  1. Deepest sympathies. I reflect many times on the month leading up to my Mom's death August 28, 2010. My biggest regret is that I didn't take time off work for that month. I, for whatever reason, worked a 40 (+) hour a week job and would spend every evening and weekend sitting with her at the nursing home. I, for whatever foolish reason, thought taking off work or asking for a leave would show signs of weakness on my part. I was exhausted and not my best self for any of us. Many things I would have done different.

    1. Rondi--thank you. I have heard from pastoral people in my world that regret is pretty much par for the course for those left behind. Maybe it is pretty much par for the course of life.

  2. so sorry for your loss Julie, the last part of life is not the easiest if one has had the fortune to have lived a long life.....I witnessed my mother-in-law's last week and death a year ago, it was surreal, as nothing had truly prepared me for what it would be like
    my dad suffered a heart attack last August and he was almost gone, however, he survived and my mother with all her own ailments is having a really tough time, amongst other things there's a lot of her shouting at him, us 3 kids feeling is what it is and we do what we can
    I'm just trying to be grateful for what we still have, together
    I see here you are grateful too, despite regrets, and maybe that is all we have

    1. Yes, helpless. I hope you guys turn towards and not against each other in that. I am still stumped by how we could be better prepared--as long as our only experience is through books and movies, we cannot, I suppose. Glad to feel you here.

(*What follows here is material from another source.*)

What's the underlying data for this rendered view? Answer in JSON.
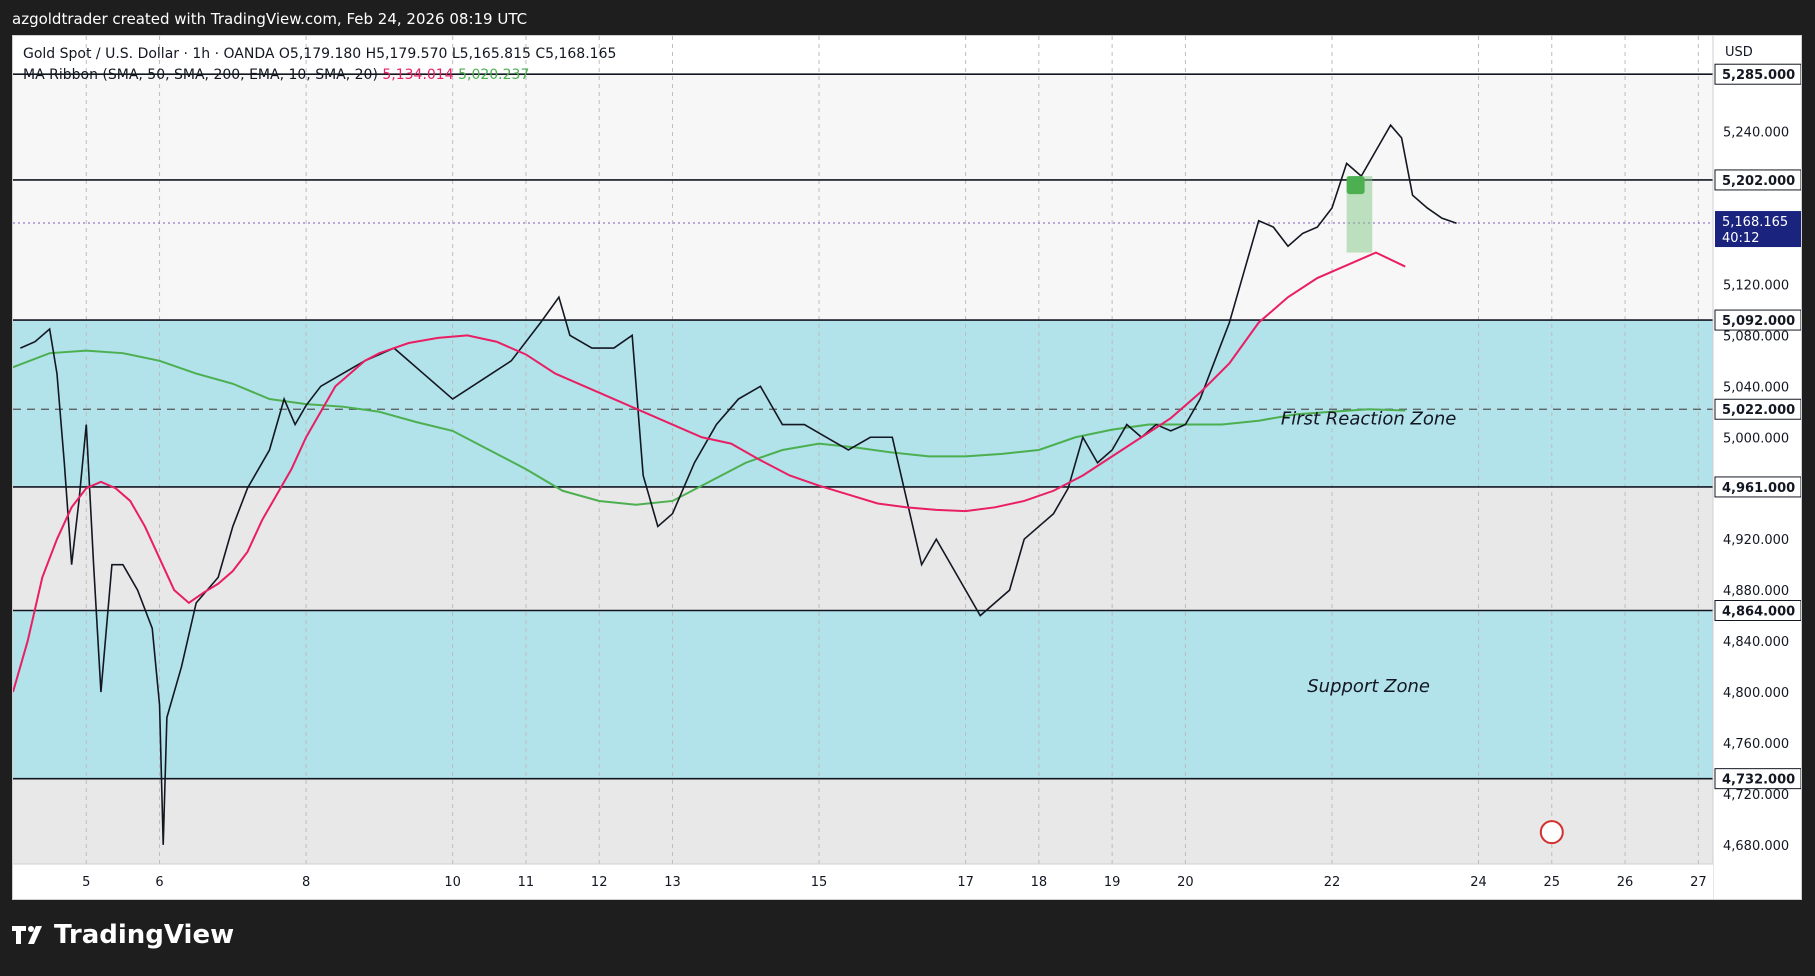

  3. (((Julie))) no words except thank you for this deep sharing

    1. I learned from Grace that it only really reaches if it is real.

  4. julie, i've thought about your Telling here everyday since first
    reading. the rawness of it is in it's certain way very loving.
    i continue to think, not ready to even try to offer a thought yet.
    there's so much
    Love and Love too you, hold yourself gently

    1. The rawness on the page makes it so less toxic within my head. I didn't struggle with that part, only struggled with how much to reveal out of respect for Mom's privacy. But then I thought what she would say: "yeah, well, she's dead and won't know the difference" and that swung the door open for me.

  5. There is beauty to be found in the sheer truth of this. Thank you for sharing this. It will help to so many others who visit here to explain that as much as we all wish for death with dignity and a smile on our face,it doesn't necessarily happen that way.

    My sorrow at your many losses which is most often regrets and wishes lives as well as deaths had been different. Always sad and often more painful with time before they are easier. But we all do our best and learn so very much from that doing. Big gentle hug from across the blogosphere.

    1. I am so touched that you reached out, Michele. Your words: it doesn't necesssarily happen that way. That's the morale. I just read something that said "the body is chaos." So of course death can be that, too.

  6. Thank you for this beautifully written post Julie. The messiness of birth, life and death always seems to come as a surprise to us as it breaks through the defensive shield of "how it ought to be". Your honesty is deeply touching and a splash of cold water at the same time. I am very sorry for your loss. On the other side of life, I hope your grandchild has made its appearance safely. My first grandchild was born in March. Here we go again.